“I want to reconnect people with nature, which has required a significant investment of time, effort, and money, according to Ralls.

Maybe we can save the earth if I can persuade others to pay a bit more attention to its wonder and beauty.”

However, PlantSnap isn’t the only app available for identifying plants. Competitors include PlantNet, GreenSnap, GardenAnswers, and “What’s that flower?” All have received largely positive reviews.

In our backyard, three different plants were used for the app testing by 9 News. Here is what we discovered:

As claimed, “GreenSnap” isn’t really an identification; it functions more like a social media site for sharing photos of plants.

“GardenAnswers” employed a distinctive approach. You photograph the plant, after which you contrast it with other people’ images of the same subject. It certifies the name of your plant if you believe the images are same. It successfully completed all three.

What kind of flower is it? merely had a gallery of images to contrast your plant with. A photo cannot be taken and sent through a database.

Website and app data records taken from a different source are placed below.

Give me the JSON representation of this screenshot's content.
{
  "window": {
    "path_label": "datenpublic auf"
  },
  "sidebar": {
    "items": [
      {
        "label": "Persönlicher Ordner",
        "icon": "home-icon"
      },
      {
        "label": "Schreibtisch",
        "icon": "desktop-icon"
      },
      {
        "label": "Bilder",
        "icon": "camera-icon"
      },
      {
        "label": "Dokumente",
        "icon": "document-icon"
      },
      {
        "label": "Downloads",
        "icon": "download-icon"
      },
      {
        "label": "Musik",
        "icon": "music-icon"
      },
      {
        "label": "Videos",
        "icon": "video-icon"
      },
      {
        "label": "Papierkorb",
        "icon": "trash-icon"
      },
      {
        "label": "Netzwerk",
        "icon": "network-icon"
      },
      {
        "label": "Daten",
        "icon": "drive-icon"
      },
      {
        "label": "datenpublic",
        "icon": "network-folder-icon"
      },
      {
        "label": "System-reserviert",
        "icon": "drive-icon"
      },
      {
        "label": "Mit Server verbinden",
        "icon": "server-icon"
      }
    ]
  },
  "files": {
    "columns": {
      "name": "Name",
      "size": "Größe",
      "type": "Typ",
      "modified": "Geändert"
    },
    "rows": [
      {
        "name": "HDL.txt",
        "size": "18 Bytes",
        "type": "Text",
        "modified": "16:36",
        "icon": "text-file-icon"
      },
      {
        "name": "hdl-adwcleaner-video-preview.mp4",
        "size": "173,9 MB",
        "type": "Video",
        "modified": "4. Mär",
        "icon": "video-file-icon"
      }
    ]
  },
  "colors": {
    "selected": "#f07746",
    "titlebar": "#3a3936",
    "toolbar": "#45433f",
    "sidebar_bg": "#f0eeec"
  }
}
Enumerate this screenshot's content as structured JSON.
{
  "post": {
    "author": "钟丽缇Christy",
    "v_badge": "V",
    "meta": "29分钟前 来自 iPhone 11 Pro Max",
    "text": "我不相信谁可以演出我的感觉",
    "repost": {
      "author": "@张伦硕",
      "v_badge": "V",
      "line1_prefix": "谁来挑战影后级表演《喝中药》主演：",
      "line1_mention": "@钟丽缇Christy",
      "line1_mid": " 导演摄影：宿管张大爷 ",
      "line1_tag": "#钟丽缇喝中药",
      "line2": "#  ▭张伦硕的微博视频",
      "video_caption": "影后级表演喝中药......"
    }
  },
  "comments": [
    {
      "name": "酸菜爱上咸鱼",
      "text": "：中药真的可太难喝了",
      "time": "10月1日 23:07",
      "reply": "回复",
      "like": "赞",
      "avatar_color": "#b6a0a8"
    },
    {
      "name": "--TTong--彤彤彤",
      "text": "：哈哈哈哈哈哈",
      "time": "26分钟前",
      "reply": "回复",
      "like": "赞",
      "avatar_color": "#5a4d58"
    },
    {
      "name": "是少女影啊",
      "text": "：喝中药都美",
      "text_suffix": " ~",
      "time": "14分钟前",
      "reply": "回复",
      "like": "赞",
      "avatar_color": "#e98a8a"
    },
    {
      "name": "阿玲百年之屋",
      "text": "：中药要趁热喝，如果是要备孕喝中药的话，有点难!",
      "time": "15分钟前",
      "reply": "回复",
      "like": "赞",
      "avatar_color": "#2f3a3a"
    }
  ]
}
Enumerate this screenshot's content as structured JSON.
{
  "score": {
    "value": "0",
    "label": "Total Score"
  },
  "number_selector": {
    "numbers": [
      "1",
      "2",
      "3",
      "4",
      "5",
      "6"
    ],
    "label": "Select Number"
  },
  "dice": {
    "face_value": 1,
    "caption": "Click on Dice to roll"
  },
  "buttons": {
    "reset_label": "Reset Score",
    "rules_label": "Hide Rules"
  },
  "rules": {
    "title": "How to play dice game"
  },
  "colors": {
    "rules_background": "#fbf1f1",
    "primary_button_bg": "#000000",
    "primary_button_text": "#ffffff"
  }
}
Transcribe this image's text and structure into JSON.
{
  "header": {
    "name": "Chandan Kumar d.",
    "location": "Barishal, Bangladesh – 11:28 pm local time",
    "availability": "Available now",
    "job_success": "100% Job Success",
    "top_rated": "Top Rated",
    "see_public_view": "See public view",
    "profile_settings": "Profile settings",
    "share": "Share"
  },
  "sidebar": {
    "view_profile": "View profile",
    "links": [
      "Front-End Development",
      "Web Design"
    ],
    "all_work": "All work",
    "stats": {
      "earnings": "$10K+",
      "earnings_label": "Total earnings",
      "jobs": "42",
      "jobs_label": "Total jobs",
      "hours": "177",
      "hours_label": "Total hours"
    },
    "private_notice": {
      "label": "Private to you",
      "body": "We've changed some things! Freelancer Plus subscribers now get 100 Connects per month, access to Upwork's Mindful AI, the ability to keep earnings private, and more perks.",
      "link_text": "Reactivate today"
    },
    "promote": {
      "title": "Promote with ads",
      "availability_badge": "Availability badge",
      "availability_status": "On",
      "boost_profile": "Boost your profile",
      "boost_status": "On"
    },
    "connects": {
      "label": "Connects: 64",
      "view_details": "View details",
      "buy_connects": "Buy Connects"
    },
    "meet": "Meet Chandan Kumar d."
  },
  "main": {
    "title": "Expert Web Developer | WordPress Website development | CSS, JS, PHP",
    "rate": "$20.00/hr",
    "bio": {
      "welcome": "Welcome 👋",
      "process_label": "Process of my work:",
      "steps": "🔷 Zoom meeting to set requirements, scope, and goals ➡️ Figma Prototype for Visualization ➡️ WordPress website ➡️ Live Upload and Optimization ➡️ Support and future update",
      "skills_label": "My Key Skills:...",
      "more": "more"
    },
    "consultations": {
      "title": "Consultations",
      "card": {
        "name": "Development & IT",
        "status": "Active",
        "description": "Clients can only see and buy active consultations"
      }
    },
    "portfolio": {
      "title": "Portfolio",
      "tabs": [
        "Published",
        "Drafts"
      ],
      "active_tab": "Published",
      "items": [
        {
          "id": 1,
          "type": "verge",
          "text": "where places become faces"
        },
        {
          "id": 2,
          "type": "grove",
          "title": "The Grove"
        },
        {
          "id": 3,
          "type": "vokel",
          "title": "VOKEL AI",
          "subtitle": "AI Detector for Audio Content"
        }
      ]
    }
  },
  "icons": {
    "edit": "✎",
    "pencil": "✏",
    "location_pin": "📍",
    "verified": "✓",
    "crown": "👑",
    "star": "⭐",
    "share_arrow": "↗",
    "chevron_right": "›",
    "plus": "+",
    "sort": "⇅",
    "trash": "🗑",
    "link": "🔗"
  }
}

Can Google recognize a plant from its image?

With Google Lens, you can use your camera to recognize real-world items and learn more about things like plants, animals, restaurants, monuments, and more. You need an Android phone in order to utilize Google Lens with your camera and Google Assistant.

What is the simplest method for recognizing a plant?

Due to their enormous variety, plants that produce seeds are among the most challenging to identify. Since leaves and bark are readily available all year long, they are frequently used to identify New Zealand trees. In other regions of the world where there are significant amounts of deciduous trees, this may not always be the case, but in New Zealand, the majority of trees are evergreen. The majority of the reference materials for identifying plants focus on the sight of leaves and an examination of how they are arranged on the stem. Additionally, the position and shape of the plant might be employed as identifying cues.


When examining an unknown plant, the shape, size, and other surface properties of the leaves are frequently the first features utilized to limit the options.

Native New Zealand plants have a wide range of leaf shapes, sizes, colors, and textures. Along with these traits, plants can also be distinguished by their leaf margins (edges), such as whether they are smooth, toothed, or serrated. Compound leaves are made up of many leaflets and are seen on some leaves, including kwhai and Pseudopanax spp.

Plants native to New Zealand are known for their variable leaves. Depending on the environment the plant is growing in and the stage of life the plant is in, even leaves from the same species might vary drastically in size and shape. Many of our mature plants have foliage that is very different from what they had as young plants. One of the reasons additional traits are also employed to accurately identify unidentified plants is because of this diversity.

Leaf arrangement

Another important characteristic used to distinguish plants is the configuration of their leaves on a stem. Typically, leaves are either positioned opposite one another or alternately along the stem.

Bark and trunk

Another helpful distinguishing characteristic of bark is its color and texture. When leaves are too high on a tree for you to clearly see, you may be able to identify them by closely examining the bark. Additional hints include if the tree has buttress roots, a straight or crooked (lumpy) trunk, low branches, or a single or several trunks/stems.

Flowers, berries and cones

Plants can also be recognized and species differences can be made using flowers, berries, and cones. Since they are only available occasionally, they are less valuable all year round. Typically, flowers are used by botanists as primary categorization identifiers.

When examining an unidentified plant, it is also important to keep in mind that many of our native trees are dioecious (they have flowers on distinct male and female plants). Between the male and female plants of some species, there are frequently small differences.


More and more, genetic distinctions between plant kinds are being made via DNA analysis. Observing these disparities with more conventional techniques isn’t always possible. A greater knowledge of the links between plant species and their evolutionary history is being made possible through genomic research.